BEGIN RECORD SET

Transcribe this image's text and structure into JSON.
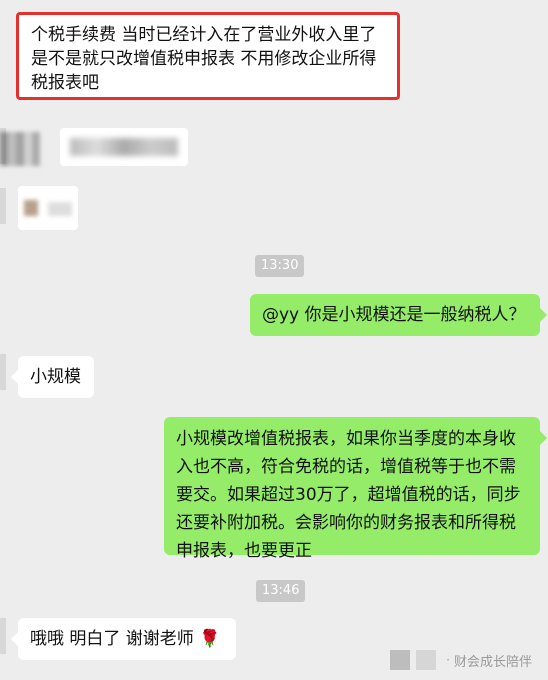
{
  "messages": {
    "top_highlight": "个税手续费  当时已经计入在了营业外收入里了  是不是就只改增值税申报表  不用修改企业所得税报表吧",
    "time_1": "13:30",
    "out_1": "@yy 你是小规模还是一般纳税人？",
    "in_1": "小规模",
    "out_2": "小规模改增值税报表，如果你当季度的本身收入也不高，符合免税的话，增值税等于也不需要交。如果超过30万了，超增值税的话，同步还要补附加税。会影响你的财务报表和所得税申报表，也要更正",
    "time_2": "13:46",
    "in_2": "哦哦 明白了 谢谢老师",
    "rose_emoji": "🌹"
  },
  "footer": {
    "brand": "财会成长陪伴"
  },
  "icons": {
    "rose": "rose-icon"
  },
  "colors": {
    "background": "#ededed",
    "incoming_bubble": "#ffffff",
    "outgoing_bubble": "#95ec69",
    "highlight_border": "#e5312b",
    "timestamp_bg": "#c8c8c8"
  }
}
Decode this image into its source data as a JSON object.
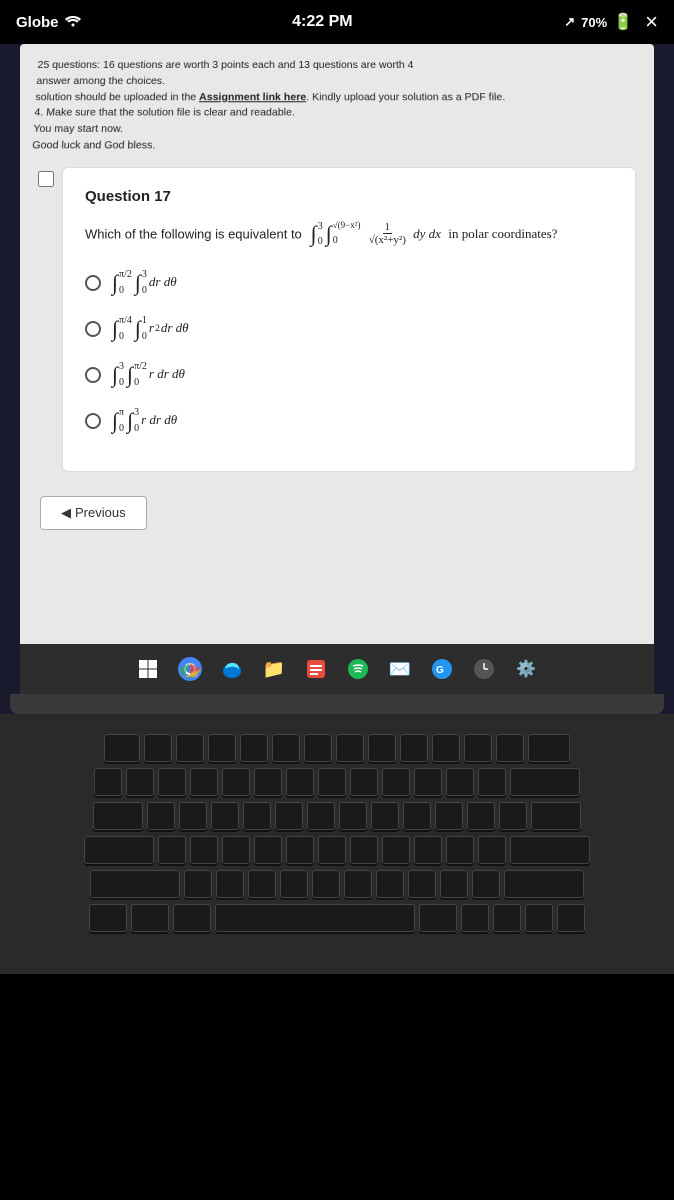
{
  "statusBar": {
    "carrier": "Globe",
    "time": "4:22 PM",
    "battery": "70%",
    "signal_icon": "signal",
    "wifi_icon": "wifi",
    "battery_icon": "battery",
    "close_label": "×"
  },
  "instructions": {
    "line1": "25 questions: 16 questions are worth 3 points each and 13 questions are worth 4",
    "line2": "answer among the choices.",
    "line3": "solution should be uploaded in the Assignment link here. Kindly upload your solution as a PDF file.",
    "line4": "Make sure that the solution file is clear and readable.",
    "line5": "You may start now.",
    "line6": "Good luck and God bless.",
    "assignment_link": "Assignment link here"
  },
  "question": {
    "number": "Question 17",
    "text": "Which of the following is equivalent to",
    "integral_text": "∫₀³ ∫₀^√(9−x²)  1/√(x²+y²)  dy dx in polar coordinates?",
    "options": [
      {
        "id": "A",
        "math": "∫₀^(π/2) ∫₀³ dr dθ"
      },
      {
        "id": "B",
        "math": "∫₀^(π/4) ∫₀¹ r² dr dθ"
      },
      {
        "id": "C",
        "math": "∫₀³ ∫₀^(π/2) r dr dθ"
      },
      {
        "id": "D",
        "math": "∫₀^π ∫₀³ r dr dθ"
      }
    ]
  },
  "navigation": {
    "previous_label": "◀ Previous"
  },
  "taskbar": {
    "icons": [
      "⊞",
      "⬤",
      "⬤",
      "⬤",
      "⬤",
      "⬤",
      "⬤",
      "⬤",
      "⬤"
    ]
  }
}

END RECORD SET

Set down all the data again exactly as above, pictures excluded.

▶ [TASK SOLUTION]
Transcribe this image's text and structure into JSON.
{
  "messages": {
    "top_highlight": "个税手续费  当时已经计入在了营业外收入里了  是不是就只改增值税申报表  不用修改企业所得税报表吧",
    "time_1": "13:30",
    "out_1": "@yy 你是小规模还是一般纳税人？",
    "in_1": "小规模",
    "out_2": "小规模改增值税报表，如果你当季度的本身收入也不高，符合免税的话，增值税等于也不需要交。如果超过30万了，超增值税的话，同步还要补附加税。会影响你的财务报表和所得税申报表，也要更正",
    "time_2": "13:46",
    "in_2": "哦哦 明白了 谢谢老师",
    "rose_emoji": "🌹"
  },
  "footer": {
    "brand": "财会成长陪伴"
  },
  "icons": {
    "rose": "rose-icon"
  },
  "colors": {
    "background": "#ededed",
    "incoming_bubble": "#ffffff",
    "outgoing_bubble": "#95ec69",
    "highlight_border": "#e5312b",
    "timestamp_bg": "#c8c8c8"
  }
}
Decode this image into its source data as a JSON object.
{
  "statusBar": {
    "carrier": "Globe",
    "time": "4:22 PM",
    "battery": "70%",
    "signal_icon": "signal",
    "wifi_icon": "wifi",
    "battery_icon": "battery",
    "close_label": "×"
  },
  "instructions": {
    "line1": "25 questions: 16 questions are worth 3 points each and 13 questions are worth 4",
    "line2": "answer among the choices.",
    "line3": "solution should be uploaded in the Assignment link here. Kindly upload your solution as a PDF file.",
    "line4": "Make sure that the solution file is clear and readable.",
    "line5": "You may start now.",
    "line6": "Good luck and God bless.",
    "assignment_link": "Assignment link here"
  },
  "question": {
    "number": "Question 17",
    "text": "Which of the following is equivalent to",
    "integral_text": "∫₀³ ∫₀^√(9−x²)  1/√(x²+y²)  dy dx in polar coordinates?",
    "options": [
      {
        "id": "A",
        "math": "∫₀^(π/2) ∫₀³ dr dθ"
      },
      {
        "id": "B",
        "math": "∫₀^(π/4) ∫₀¹ r² dr dθ"
      },
      {
        "id": "C",
        "math": "∫₀³ ∫₀^(π/2) r dr dθ"
      },
      {
        "id": "D",
        "math": "∫₀^π ∫₀³ r dr dθ"
      }
    ]
  },
  "navigation": {
    "previous_label": "◀ Previous"
  },
  "taskbar": {
    "icons": [
      "⊞",
      "⬤",
      "⬤",
      "⬤",
      "⬤",
      "⬤",
      "⬤",
      "⬤",
      "⬤"
    ]
  }
}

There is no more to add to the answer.